Records shown:
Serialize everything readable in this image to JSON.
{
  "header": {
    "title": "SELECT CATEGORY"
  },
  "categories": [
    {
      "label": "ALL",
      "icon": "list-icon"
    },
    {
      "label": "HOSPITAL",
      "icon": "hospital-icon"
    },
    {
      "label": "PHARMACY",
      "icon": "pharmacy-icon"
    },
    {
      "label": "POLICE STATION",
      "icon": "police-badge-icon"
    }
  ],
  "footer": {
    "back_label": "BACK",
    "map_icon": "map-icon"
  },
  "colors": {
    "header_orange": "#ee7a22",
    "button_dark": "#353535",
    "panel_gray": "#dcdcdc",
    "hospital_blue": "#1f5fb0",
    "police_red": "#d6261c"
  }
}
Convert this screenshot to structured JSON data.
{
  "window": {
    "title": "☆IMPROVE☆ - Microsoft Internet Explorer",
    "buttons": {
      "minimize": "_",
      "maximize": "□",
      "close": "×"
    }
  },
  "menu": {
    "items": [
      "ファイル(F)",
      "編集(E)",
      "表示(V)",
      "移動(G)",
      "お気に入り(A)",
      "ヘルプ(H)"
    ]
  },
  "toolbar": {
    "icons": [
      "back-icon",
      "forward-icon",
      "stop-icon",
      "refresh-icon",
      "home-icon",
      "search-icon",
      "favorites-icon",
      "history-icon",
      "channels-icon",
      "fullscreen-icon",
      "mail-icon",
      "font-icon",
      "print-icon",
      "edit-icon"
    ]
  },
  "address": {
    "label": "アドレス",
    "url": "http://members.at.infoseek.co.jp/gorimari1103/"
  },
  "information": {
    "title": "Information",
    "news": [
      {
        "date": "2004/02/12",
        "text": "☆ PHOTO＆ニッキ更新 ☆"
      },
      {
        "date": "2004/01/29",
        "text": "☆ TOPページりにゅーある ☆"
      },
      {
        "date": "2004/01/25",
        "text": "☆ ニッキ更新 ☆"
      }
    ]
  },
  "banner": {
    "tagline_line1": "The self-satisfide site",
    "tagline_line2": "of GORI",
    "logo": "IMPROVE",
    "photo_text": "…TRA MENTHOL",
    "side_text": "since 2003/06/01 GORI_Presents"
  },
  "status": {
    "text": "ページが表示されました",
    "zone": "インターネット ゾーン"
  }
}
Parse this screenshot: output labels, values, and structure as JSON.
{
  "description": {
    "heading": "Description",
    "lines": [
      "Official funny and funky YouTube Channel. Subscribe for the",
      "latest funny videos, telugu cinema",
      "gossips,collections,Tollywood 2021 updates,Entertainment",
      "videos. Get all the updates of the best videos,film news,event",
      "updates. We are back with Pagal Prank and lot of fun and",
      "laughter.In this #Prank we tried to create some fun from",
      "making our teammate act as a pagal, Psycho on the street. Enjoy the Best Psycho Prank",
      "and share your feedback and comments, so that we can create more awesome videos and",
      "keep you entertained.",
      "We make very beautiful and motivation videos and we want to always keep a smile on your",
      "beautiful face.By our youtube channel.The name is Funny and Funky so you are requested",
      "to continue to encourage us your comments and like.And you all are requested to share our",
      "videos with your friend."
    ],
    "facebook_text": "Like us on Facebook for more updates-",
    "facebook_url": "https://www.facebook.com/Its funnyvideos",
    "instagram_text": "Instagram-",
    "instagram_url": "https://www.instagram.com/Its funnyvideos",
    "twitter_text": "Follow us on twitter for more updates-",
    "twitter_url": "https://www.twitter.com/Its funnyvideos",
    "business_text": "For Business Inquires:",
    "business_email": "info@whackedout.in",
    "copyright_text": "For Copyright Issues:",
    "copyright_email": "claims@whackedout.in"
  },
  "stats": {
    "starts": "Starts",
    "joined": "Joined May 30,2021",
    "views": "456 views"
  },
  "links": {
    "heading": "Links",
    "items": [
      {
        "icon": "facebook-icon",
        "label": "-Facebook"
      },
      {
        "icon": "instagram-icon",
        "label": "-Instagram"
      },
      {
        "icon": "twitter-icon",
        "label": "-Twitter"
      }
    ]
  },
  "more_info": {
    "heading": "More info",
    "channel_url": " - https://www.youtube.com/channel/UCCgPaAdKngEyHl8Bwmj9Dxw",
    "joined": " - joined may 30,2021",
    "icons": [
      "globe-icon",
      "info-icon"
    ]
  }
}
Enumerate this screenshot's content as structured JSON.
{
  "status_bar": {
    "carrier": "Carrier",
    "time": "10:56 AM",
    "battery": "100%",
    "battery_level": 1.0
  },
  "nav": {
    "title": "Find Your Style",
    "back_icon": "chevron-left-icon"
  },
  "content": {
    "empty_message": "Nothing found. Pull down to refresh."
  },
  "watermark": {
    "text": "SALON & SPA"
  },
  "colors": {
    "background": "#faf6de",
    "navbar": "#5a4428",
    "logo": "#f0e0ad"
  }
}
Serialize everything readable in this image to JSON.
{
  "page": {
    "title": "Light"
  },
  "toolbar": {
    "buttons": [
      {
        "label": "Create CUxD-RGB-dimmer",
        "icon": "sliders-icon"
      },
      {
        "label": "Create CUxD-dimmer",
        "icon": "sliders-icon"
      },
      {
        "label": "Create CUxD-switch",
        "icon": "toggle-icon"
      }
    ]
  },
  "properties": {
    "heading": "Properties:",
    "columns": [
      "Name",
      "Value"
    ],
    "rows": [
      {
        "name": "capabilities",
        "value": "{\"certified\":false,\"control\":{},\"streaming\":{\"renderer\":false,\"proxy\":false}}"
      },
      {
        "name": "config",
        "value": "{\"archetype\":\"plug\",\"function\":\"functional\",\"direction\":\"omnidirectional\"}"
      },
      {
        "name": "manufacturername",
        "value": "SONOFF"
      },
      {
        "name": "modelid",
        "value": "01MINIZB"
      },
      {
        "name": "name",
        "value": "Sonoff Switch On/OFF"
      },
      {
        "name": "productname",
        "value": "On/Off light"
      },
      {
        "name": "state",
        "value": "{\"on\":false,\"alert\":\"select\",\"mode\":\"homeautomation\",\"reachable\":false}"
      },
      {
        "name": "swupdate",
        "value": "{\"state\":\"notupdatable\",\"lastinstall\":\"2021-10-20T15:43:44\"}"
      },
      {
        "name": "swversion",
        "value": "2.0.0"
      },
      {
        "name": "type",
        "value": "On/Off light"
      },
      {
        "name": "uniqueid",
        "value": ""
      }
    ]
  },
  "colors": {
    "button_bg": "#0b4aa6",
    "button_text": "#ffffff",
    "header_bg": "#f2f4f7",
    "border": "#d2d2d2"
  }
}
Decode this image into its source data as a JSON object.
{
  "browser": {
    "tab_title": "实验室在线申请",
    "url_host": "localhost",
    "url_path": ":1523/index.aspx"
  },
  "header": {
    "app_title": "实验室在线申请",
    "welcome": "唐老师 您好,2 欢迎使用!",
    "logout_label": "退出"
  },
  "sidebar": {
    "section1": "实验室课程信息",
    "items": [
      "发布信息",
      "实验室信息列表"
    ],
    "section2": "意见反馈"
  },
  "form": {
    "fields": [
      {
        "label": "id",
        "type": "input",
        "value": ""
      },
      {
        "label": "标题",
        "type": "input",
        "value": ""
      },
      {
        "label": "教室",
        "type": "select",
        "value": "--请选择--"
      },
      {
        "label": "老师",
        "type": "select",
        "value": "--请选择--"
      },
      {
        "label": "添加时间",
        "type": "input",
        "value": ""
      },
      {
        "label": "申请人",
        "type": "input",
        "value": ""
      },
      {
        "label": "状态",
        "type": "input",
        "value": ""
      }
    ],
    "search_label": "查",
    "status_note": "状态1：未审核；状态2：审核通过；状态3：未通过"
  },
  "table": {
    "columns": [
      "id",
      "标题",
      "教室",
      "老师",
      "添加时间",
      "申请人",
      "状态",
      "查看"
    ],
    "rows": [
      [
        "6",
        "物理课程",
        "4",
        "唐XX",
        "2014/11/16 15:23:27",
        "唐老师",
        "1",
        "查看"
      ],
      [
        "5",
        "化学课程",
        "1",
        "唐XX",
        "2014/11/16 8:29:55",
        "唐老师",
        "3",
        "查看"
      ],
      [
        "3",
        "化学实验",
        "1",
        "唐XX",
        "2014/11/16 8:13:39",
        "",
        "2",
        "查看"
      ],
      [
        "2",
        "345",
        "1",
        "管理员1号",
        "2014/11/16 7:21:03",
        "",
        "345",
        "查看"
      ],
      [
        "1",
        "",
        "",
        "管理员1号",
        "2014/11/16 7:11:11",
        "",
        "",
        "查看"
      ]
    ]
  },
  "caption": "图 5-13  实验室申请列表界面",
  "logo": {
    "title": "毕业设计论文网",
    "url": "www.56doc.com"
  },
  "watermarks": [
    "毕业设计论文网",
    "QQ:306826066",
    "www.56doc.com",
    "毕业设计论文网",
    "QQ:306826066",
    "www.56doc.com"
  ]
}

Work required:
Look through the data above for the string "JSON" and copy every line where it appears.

Your response:
Serialize everything readable in this image to JSON.
Convert this screenshot to structured JSON data.
Parse this screenshot: output labels, values, and structure as JSON.
Enumerate this screenshot's content as structured JSON.
Serialize everything readable in this image to JSON.
Decode this image into its source data as a JSON object.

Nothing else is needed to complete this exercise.